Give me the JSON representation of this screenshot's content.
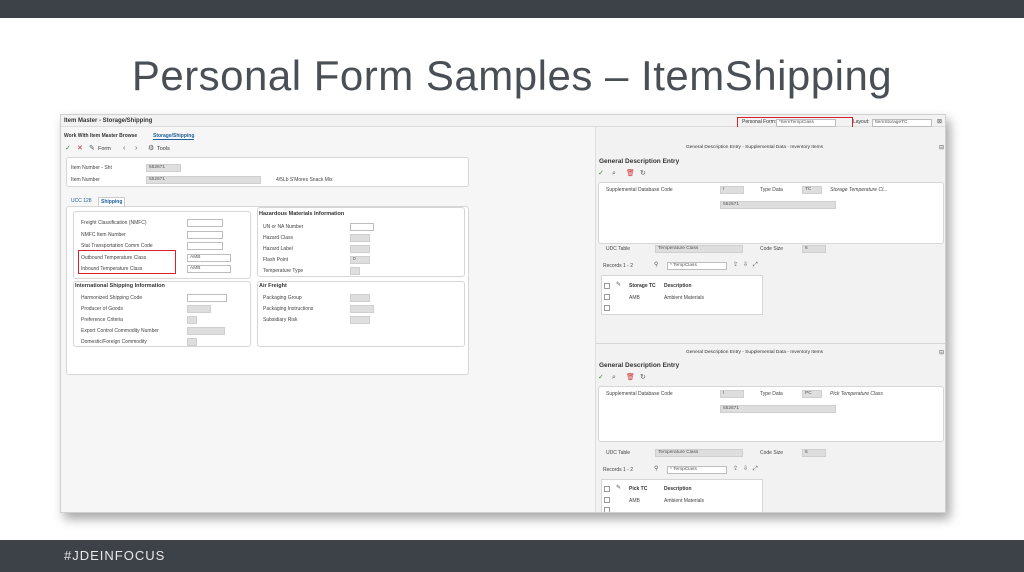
{
  "slide": {
    "title": "Personal Form Samples – ItemShipping",
    "hashtag": "#JDEINFOCUS"
  },
  "app": {
    "window_title": "Item Master - Storage/Shipping",
    "breadcrumb_1": "Work With Item Master Browse",
    "breadcrumb_2": "Storage/Shipping",
    "personal_form_label": "Personal Form:",
    "personal_form_value": "*ItemTempClass",
    "layout_label": "Layout:",
    "layout_value": "ItemStorageTC",
    "toolbar": {
      "form": "Form",
      "tools": "Tools"
    }
  },
  "item": {
    "item_number_short_label": "Item Number - Sht",
    "item_number_short_value": "552671",
    "item_number_label": "Item Number",
    "item_number_value": "552671",
    "description": "4/5Lb S'Mores Snack Mix"
  },
  "tabs": {
    "ucc": "UCC 128",
    "shipping": "Shipping"
  },
  "shipping": {
    "freight_class": "Freight Classification (NMFC)",
    "nmfc_item": "NMFC Item Number",
    "stat_comm_code": "Stat Transportation Comm Code",
    "outbound_temp": "Outbound Temperature Class",
    "outbound_temp_value": "AMB",
    "inbound_temp": "Inbound Temperature Class",
    "inbound_temp_value": "AMB"
  },
  "hazmat": {
    "header": "Hazardous Materials Information",
    "un_na": "UN or NA Number",
    "hazard_class": "Hazard Class",
    "hazard_label": "Hazard Label",
    "flash_point": "Flash Point",
    "flash_point_value": "0",
    "temperature_type": "Temperature Type"
  },
  "intl": {
    "header": "International Shipping Information",
    "harmonized": "Harmonized Shipping Code",
    "producer": "Producer of Goods",
    "preference": "Preference Criteria",
    "export_control": "Export Control Commodity Number",
    "domestic_foreign": "Domestic/Foreign Commodity"
  },
  "air": {
    "header": "Air Freight",
    "packaging_group": "Packaging Group",
    "packaging_instructions": "Packaging Instructions",
    "subsidiary_risk": "Subsidiary Risk"
  },
  "gde1": {
    "window_title": "General Description Entry - Supplemental Data - Inventory Items",
    "title": "General Description Entry",
    "supp_db_code_label": "Supplemental Database Code",
    "supp_db_code_value": "I",
    "type_data_label": "Type Data",
    "type_data_value": "TC",
    "type_data_desc": "Storage Temperature Cl...",
    "item_value": "552671",
    "udc_table_label": "UDC Table",
    "udc_table_value": "Temperature Class",
    "code_size_label": "Code Size",
    "code_size_value": "6",
    "records": "Records 1 - 2",
    "grid_dropdown": "* TempClass",
    "col1": "Storage TC",
    "col2": "Description",
    "row_code": "AMB",
    "row_desc": "Ambient Materials"
  },
  "gde2": {
    "window_title": "General Description Entry - Supplemental Data - Inventory Items",
    "title": "General Description Entry",
    "supp_db_code_label": "Supplemental Database Code",
    "supp_db_code_value": "I",
    "type_data_label": "Type Data",
    "type_data_value": "PC",
    "type_data_desc": "Pick Temperature Class",
    "item_value": "552671",
    "udc_table_label": "UDC Table",
    "udc_table_value": "Temperature Class",
    "code_size_label": "Code Size",
    "code_size_value": "6",
    "records": "Records 1 - 2",
    "grid_dropdown": "* TempClass",
    "col1": "Pick TC",
    "col2": "Description",
    "row_code": "AMB",
    "row_desc": "Ambient Materials"
  },
  "colors": {
    "highlight": "#d8202f",
    "bar": "#3d4248"
  }
}
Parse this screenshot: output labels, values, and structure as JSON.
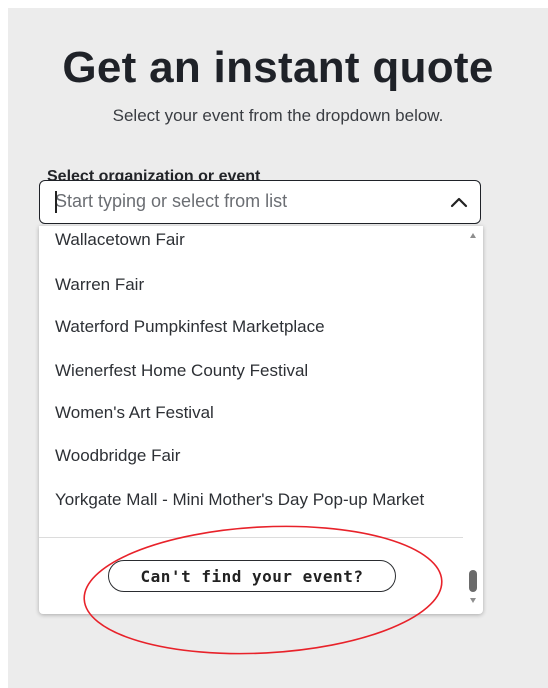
{
  "header": {
    "title": "Get an instant quote",
    "subtitle": "Select your event from the dropdown below."
  },
  "field": {
    "label": "Select organization or event",
    "placeholder": "Start typing or select from list",
    "value": ""
  },
  "dropdown": {
    "options": [
      {
        "label": "Wallacetown Fair"
      },
      {
        "label": "Warren Fair"
      },
      {
        "label": "Waterford Pumpkinfest Marketplace"
      },
      {
        "label": "Wienerfest Home County Festival"
      },
      {
        "label": "Women's Art Festival"
      },
      {
        "label": "Woodbridge Fair"
      },
      {
        "label": "Yorkgate Mall - Mini Mother's Day Pop-up Market"
      }
    ],
    "cant_find_label": "Can't find your event?"
  },
  "icons": {
    "toggle": "chevron-up-icon",
    "scroll_up": "scroll-up-arrow-icon",
    "scroll_down": "scroll-down-arrow-icon"
  },
  "colors": {
    "background": "#ececec",
    "text": "#1f2228",
    "annotation": "#e8222a"
  }
}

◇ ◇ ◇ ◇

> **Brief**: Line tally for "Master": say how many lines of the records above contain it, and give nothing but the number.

> **Answer box**: 2